With the pandemic hitting the whole globe and lockdowns being enforced, social isolation has become a real problem for many people.
The number of social encounters we experience has dropped significantly throughout the last year and those who work from home and live alone may spend most of their days by themselves.
While some people who had been suffering from social anxiety before the pandemic have welcomed the new norms regarding social distancing, others are experiencing an increase in their symptoms. A recent study reported that people suffering from social anxiety are more likely to experience Covid-related worry and impairment (Buckner, Abarno, Lewis, Zvolensky, & Garey, 2021).

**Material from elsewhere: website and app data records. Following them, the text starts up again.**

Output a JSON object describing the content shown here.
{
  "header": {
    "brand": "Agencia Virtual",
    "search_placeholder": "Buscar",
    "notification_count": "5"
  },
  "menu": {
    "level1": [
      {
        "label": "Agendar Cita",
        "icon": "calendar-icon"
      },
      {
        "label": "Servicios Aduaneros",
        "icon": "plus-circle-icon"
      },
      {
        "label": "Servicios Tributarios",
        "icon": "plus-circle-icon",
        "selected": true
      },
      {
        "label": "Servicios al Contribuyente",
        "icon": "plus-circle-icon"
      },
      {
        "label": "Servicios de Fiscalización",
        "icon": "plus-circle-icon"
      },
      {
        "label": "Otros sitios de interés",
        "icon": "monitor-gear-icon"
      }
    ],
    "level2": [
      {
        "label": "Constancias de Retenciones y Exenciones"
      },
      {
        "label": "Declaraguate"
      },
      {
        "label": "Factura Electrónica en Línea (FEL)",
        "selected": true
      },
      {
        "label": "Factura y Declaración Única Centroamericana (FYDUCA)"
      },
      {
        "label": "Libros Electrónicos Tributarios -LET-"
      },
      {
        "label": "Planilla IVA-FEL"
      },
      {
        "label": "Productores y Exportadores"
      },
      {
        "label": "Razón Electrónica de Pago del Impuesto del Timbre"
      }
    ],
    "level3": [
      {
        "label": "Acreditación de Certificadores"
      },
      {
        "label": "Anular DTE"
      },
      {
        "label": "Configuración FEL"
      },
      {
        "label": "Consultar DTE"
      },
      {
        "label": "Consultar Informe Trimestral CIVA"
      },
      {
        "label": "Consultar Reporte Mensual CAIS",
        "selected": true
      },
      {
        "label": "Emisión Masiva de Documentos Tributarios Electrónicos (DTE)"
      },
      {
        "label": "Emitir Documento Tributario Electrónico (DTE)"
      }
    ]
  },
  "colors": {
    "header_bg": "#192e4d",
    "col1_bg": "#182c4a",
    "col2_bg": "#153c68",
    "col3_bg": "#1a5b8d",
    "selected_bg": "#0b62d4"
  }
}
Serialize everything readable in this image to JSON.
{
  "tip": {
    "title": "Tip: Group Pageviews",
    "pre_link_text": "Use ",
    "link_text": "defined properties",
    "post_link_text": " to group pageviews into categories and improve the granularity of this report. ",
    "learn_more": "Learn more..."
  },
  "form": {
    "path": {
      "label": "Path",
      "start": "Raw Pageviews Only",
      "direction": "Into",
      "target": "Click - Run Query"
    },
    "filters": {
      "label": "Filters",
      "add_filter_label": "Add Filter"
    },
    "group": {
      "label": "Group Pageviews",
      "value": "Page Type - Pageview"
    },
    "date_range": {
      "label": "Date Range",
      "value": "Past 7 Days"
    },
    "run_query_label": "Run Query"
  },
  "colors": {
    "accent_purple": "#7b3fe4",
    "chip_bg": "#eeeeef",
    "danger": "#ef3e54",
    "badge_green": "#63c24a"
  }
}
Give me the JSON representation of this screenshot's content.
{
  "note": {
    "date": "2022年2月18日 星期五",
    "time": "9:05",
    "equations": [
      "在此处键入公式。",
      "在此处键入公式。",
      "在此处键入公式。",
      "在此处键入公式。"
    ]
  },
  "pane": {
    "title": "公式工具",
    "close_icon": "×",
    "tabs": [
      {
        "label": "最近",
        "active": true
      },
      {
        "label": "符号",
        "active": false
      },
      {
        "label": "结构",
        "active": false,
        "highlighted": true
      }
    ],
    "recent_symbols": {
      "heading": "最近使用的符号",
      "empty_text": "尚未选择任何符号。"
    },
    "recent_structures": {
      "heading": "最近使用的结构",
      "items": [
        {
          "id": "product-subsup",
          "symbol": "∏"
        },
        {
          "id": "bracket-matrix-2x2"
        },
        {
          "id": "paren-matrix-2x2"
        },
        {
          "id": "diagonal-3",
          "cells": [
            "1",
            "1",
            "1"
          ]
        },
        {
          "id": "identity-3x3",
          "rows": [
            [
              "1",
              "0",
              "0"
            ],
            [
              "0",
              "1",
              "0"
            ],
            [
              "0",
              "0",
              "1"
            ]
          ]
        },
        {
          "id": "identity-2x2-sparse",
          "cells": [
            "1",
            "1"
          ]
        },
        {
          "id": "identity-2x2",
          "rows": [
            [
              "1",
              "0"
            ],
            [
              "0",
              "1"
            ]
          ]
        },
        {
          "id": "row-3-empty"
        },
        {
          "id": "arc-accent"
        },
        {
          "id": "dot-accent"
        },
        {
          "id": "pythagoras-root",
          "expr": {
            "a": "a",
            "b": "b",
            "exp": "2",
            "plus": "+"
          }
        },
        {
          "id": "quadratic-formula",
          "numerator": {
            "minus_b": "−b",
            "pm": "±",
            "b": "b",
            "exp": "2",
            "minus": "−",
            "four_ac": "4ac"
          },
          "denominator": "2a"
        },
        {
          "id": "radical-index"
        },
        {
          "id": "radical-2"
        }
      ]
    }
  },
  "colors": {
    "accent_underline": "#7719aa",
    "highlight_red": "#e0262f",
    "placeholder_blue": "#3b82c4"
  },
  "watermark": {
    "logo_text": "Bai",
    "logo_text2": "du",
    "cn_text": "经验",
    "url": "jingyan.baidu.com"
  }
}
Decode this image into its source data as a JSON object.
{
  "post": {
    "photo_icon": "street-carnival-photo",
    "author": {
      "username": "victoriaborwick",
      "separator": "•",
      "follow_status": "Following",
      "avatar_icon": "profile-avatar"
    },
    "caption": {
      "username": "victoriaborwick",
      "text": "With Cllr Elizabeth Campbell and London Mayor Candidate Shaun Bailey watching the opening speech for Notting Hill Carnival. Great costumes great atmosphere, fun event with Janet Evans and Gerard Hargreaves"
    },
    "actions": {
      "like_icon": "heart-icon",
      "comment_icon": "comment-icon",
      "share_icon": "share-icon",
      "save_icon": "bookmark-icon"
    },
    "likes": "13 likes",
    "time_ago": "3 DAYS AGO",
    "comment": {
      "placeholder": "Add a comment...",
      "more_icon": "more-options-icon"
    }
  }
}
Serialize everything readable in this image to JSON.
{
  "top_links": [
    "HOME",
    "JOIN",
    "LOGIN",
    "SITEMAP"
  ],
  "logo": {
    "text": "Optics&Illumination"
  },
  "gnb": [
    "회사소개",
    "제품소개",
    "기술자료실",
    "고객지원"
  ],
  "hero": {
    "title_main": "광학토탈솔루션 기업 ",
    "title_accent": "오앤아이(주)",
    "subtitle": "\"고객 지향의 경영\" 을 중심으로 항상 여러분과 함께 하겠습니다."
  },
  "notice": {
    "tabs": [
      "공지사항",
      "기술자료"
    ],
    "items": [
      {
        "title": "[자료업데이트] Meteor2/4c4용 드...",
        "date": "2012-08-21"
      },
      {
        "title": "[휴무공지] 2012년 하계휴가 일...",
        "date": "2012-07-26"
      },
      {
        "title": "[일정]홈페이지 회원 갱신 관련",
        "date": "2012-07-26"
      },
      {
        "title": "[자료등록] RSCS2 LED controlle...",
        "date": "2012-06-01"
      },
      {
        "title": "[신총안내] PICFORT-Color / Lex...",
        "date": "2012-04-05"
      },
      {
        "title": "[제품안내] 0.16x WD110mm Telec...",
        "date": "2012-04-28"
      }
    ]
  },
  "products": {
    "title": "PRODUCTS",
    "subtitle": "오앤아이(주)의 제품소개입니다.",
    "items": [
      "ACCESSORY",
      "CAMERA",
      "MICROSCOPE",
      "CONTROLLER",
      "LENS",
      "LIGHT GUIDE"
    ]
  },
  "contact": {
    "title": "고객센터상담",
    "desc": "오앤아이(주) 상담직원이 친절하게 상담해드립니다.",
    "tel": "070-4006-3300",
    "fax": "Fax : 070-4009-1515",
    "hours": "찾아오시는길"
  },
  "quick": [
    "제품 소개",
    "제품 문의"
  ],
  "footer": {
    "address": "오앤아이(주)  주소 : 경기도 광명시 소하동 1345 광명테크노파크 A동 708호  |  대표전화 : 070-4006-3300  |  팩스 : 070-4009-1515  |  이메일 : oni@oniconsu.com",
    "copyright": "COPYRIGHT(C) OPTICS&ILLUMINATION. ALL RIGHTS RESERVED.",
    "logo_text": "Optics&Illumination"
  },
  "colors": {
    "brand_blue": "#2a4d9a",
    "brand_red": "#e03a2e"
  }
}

What is more, many people who enjoyed socializing and felt comfortable around others before the coronavirus outbreak are now starting to feel awkward and insecure when meeting others.
Why Is Social Anxiety So Common Now?
Social isolation highly correlates with feelings of loneliness, and loneliness is linked to several mental health issues (Wang, Lloyd-Evans, & Giacco, 2017).
After all, we are social animals, as we evolved to live in groups. We are hardwired to cooperate and communicate with each other, to feel compassion and empathy for other humans, and to seek affiliation with other members of our species.
Given that we evolved living in groups and being around others, our brains and bodies need these stimuli to function properly. For instance, a simple handshake or touch on the shoulder releases the neuropeptide oxytocin, which increases social interest and improves social functioning.
If we live in a socially deprived environment, our body does not receive the social input it needs to operate normally. Among the effects of this deprivation can be mental health problems, such as anxiety and depression.
Another reason social anxiety has become more common throughout the last year is a decrease in social skills. Social isolation inevitably robs us of the chance to actively practice our social abilities.
When we live a socially active life, this process happens automatically. We feel like meeting other people, we hang out and chat with them, and simply share a good time.
However, social isolation changes things a bit. We are not used to meeting other people on a daily basis anymore. We do not get to practice our social skills that often. We do not take it for granted to be around others.
So, when we finally meet other people, things can become a bit weird and awkward. We may be more aware and conscious of the social encounter, as it is not part of our daily routine anymore. We may think twice before saying something or ruminate about a comment we made. We may have more difficulties connecting to others and reading facial expressions as well as emotions can be more difficult than it used to be.
How to Counteract These Effects?
The answer is quite simple: if you can, meet up with other people more frequently while staying responsible.
Of course, we are in the midst of a pandemic and we are not advocating irresponsible socializing. What we do recommend is to find ways to socialize with others while adhering to the recommendations of public health policies.
Throughout the last year, the public focus has been shifting away from a physical-health-only standpoint to a position which also considers our mental health.
Here are some ideas for how to incorporate safe social encounters to your daily routine during times of covid-19:
- Meet up with one or two people at a time. Avoid larger groups.
- Wear a mask when meeting people.
- Choose outdoor activities.
- Engage in conversation with people you see everyday (e.g., a receptionist, a doorman, co-workers, etc.)
- Social anxiety can increase as a result of social isolation, because we do not receive the social input our bodies need to function properly.
- With less frequent social encounters, our social skills can suffer.
- When meeting other people only occasionally, we may experience more self-consciousness, which is associated with social anxiety.
- The covid-19 pandemic does not only pose a risk on our physical, but also our mental health and we should take care of it in a responsible way.
Buckner, J. D., Abarno, C. N., Lewis, E. M., Zvolensky, M. J., & Garey, L. (2021). Increases in distress during stay-at-home mandates During the COVID-19 pandemic: A longitudinal study. Psychiatry research, 298, 113821. https://doi.org/10.1016/j.psychres.2021.113821
Wang J., Lloyd-Evans B., Giacco D. Social isolation in mental health: a conceptual and methodological review. Soc Psychiatry Psychiatr Epidemiol. 2017;52:1451–1461.